### TASK DESCRIPTION
In this exercise, restate the listing word for word.
"""
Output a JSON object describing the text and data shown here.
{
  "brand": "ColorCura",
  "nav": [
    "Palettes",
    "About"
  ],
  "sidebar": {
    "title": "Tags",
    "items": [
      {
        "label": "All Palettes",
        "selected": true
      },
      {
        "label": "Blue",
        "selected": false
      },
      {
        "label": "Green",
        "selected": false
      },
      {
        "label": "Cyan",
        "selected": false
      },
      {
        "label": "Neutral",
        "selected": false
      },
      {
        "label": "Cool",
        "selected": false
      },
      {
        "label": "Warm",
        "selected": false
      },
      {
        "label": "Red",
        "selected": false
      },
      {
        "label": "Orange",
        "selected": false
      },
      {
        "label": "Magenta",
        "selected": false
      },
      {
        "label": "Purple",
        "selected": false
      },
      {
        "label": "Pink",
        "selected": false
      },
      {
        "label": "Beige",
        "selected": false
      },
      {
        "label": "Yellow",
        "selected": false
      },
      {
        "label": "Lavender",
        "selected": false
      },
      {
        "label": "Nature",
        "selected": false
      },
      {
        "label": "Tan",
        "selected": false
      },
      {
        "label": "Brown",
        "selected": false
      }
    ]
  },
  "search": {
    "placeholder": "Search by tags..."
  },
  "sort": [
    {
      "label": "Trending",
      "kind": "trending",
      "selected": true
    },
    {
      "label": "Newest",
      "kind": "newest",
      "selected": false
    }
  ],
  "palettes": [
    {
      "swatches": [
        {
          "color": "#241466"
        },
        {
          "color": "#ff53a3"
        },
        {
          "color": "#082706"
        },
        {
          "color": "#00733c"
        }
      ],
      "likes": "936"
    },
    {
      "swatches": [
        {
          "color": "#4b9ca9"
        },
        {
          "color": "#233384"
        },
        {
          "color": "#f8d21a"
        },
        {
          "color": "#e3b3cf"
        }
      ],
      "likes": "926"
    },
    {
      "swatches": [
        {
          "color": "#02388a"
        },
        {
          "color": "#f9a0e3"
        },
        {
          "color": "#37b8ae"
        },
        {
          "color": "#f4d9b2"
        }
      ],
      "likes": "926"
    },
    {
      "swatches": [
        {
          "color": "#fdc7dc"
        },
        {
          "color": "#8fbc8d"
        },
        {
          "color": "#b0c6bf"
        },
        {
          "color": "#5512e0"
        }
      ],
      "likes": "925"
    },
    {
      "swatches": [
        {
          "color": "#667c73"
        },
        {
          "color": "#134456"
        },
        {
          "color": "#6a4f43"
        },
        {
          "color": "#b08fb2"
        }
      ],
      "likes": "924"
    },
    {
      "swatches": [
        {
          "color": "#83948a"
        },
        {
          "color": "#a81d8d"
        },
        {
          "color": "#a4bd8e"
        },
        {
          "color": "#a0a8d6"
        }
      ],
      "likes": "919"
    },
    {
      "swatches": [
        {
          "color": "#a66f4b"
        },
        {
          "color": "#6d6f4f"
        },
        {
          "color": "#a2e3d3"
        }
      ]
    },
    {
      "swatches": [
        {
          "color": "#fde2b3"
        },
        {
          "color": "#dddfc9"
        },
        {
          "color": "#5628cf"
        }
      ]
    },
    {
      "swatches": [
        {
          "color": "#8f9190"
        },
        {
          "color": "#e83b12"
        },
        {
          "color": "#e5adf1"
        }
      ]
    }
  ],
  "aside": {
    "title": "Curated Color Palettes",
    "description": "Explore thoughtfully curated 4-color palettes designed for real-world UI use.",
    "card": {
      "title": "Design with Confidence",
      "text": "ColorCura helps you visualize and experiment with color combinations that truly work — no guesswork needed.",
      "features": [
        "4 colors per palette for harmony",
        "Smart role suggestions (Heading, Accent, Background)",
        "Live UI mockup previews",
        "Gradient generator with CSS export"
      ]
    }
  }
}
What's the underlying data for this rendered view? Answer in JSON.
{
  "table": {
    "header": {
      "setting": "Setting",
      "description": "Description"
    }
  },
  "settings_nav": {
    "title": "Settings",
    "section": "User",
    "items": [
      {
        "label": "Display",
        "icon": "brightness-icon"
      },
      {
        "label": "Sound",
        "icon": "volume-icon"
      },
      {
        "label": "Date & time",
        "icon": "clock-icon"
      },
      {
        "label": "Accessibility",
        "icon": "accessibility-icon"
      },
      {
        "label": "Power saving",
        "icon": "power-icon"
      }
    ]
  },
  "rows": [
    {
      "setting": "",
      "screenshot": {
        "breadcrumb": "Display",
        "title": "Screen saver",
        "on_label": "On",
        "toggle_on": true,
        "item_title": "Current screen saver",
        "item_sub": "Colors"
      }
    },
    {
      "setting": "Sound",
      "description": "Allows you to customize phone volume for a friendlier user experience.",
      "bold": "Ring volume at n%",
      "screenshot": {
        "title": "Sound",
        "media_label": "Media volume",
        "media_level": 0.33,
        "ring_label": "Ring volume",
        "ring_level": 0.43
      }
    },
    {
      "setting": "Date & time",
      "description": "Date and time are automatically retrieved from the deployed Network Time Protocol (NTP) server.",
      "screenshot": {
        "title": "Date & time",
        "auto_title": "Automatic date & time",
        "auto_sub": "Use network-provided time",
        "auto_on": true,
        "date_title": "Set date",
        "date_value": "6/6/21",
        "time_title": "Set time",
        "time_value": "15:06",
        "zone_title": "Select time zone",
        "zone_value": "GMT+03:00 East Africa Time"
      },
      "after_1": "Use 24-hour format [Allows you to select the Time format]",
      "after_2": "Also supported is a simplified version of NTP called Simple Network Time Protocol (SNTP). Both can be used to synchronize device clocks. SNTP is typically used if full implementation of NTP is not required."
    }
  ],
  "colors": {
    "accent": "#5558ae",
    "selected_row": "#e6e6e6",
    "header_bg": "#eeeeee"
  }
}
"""
### ANSWER BOX
Output a JSON object describing the text and data shown here.
{
  "brand": "ColorCura",
  "nav": [
    "Palettes",
    "About"
  ],
  "sidebar": {
    "title": "Tags",
    "items": [
      {
        "label": "All Palettes",
        "selected": true
      },
      {
        "label": "Blue",
        "selected": false
      },
      {
        "label": "Green",
        "selected": false
      },
      {
        "label": "Cyan",
        "selected": false
      },
      {
        "label": "Neutral",
        "selected": false
      },
      {
        "label": "Cool",
        "selected": false
      },
      {
        "label": "Warm",
        "selected": false
      },
      {
        "label": "Red",
        "selected": false
      },
      {
        "label": "Orange",
        "selected": false
      },
      {
        "label": "Magenta",
        "selected": false
      },
      {
        "label": "Purple",
        "selected": false
      },
      {
        "label": "Pink",
        "selected": false
      },
      {
        "label": "Beige",
        "selected": false
      },
      {
        "label": "Yellow",
        "selected": false
      },
      {
        "label": "Lavender",
        "selected": false
      },
      {
        "label": "Nature",
        "selected": false
      },
      {
        "label": "Tan",
        "selected": false
      },
      {
        "label": "Brown",
        "selected": false
      }
    ]
  },
  "search": {
    "placeholder": "Search by tags..."
  },
  "sort": [
    {
      "label": "Trending",
      "kind": "trending",
      "selected": true
    },
    {
      "label": "Newest",
      "kind": "newest",
      "selected": false
    }
  ],
  "palettes": [
    {
      "swatches": [
        {
          "color": "#241466"
        },
        {
          "color": "#ff53a3"
        },
        {
          "color": "#082706"
        },
        {
          "color": "#00733c"
        }
      ],
      "likes": "936"
    },
    {
      "swatches": [
        {
          "color": "#4b9ca9"
        },
        {
          "color": "#233384"
        },
        {
          "color": "#f8d21a"
        },
        {
          "color": "#e3b3cf"
        }
      ],
      "likes": "926"
    },
    {
      "swatches": [
        {
          "color": "#02388a"
        },
        {
          "color": "#f9a0e3"
        },
        {
          "color": "#37b8ae"
        },
        {
          "color": "#f4d9b2"
        }
      ],
      "likes": "926"
    },
    {
      "swatches": [
        {
          "color": "#fdc7dc"
        },
        {
          "color": "#8fbc8d"
        },
        {
          "color": "#b0c6bf"
        },
        {
          "color": "#5512e0"
        }
      ],
      "likes": "925"
    },
    {
      "swatches": [
        {
          "color": "#667c73"
        },
        {
          "color": "#134456"
        },
        {
          "color": "#6a4f43"
        },
        {
          "color": "#b08fb2"
        }
      ],
      "likes": "924"
    },
    {
      "swatches": [
        {
          "color": "#83948a"
        },
        {
          "color": "#a81d8d"
        },
        {
          "color": "#a4bd8e"
        },
        {
          "color": "#a0a8d6"
        }
      ],
      "likes": "919"
    },
    {
      "swatches": [
        {
          "color": "#a66f4b"
        },
        {
          "color": "#6d6f4f"
        },
        {
          "color": "#a2e3d3"
        }
      ]
    },
    {
      "swatches": [
        {
          "color": "#fde2b3"
        },
        {
          "color": "#dddfc9"
        },
        {
          "color": "#5628cf"
        }
      ]
    },
    {
      "swatches": [
        {
          "color": "#8f9190"
        },
        {
          "color": "#e83b12"
        },
        {
          "color": "#e5adf1"
        }
      ]
    }
  ],
  "aside": {
    "title": "Curated Color Palettes",
    "description": "Explore thoughtfully curated 4-color palettes designed for real-world UI use.",
    "card": {
      "title": "Design with Confidence",
      "text": "ColorCura helps you visualize and experiment with color combinations that truly work — no guesswork needed.",
      "features": [
        "4 colors per palette for harmony",
        "Smart role suggestions (Heading, Accent, Background)",
        "Live UI mockup previews",
        "Gradient generator with CSS export"
      ]
    }
  }
}
What's the underlying data for this rendered view? Answer in JSON.
{
  "table": {
    "header": {
      "setting": "Setting",
      "description": "Description"
    }
  },
  "settings_nav": {
    "title": "Settings",
    "section": "User",
    "items": [
      {
        "label": "Display",
        "icon": "brightness-icon"
      },
      {
        "label": "Sound",
        "icon": "volume-icon"
      },
      {
        "label": "Date & time",
        "icon": "clock-icon"
      },
      {
        "label": "Accessibility",
        "icon": "accessibility-icon"
      },
      {
        "label": "Power saving",
        "icon": "power-icon"
      }
    ]
  },
  "rows": [
    {
      "setting": "",
      "screenshot": {
        "breadcrumb": "Display",
        "title": "Screen saver",
        "on_label": "On",
        "toggle_on": true,
        "item_title": "Current screen saver",
        "item_sub": "Colors"
      }
    },
    {
      "setting": "Sound",
      "description": "Allows you to customize phone volume for a friendlier user experience.",
      "bold": "Ring volume at n%",
      "screenshot": {
        "title": "Sound",
        "media_label": "Media volume",
        "media_level": 0.33,
        "ring_label": "Ring volume",
        "ring_level": 0.43
      }
    },
    {
      "setting": "Date & time",
      "description": "Date and time are automatically retrieved from the deployed Network Time Protocol (NTP) server.",
      "screenshot": {
        "title": "Date & time",
        "auto_title": "Automatic date & time",
        "auto_sub": "Use network-provided time",
        "auto_on": true,
        "date_title": "Set date",
        "date_value": "6/6/21",
        "time_title": "Set time",
        "time_value": "15:06",
        "zone_title": "Select time zone",
        "zone_value": "GMT+03:00 East Africa Time"
      },
      "after_1": "Use 24-hour format [Allows you to select the Time format]",
      "after_2": "Also supported is a simplified version of NTP called Simple Network Time Protocol (SNTP). Both can be used to synchronize device clocks. SNTP is typically used if full implementation of NTP is not required."
    }
  ],
  "colors": {
    "accent": "#5558ae",
    "selected_row": "#e6e6e6",
    "header_bg": "#eeeeee"
  }
}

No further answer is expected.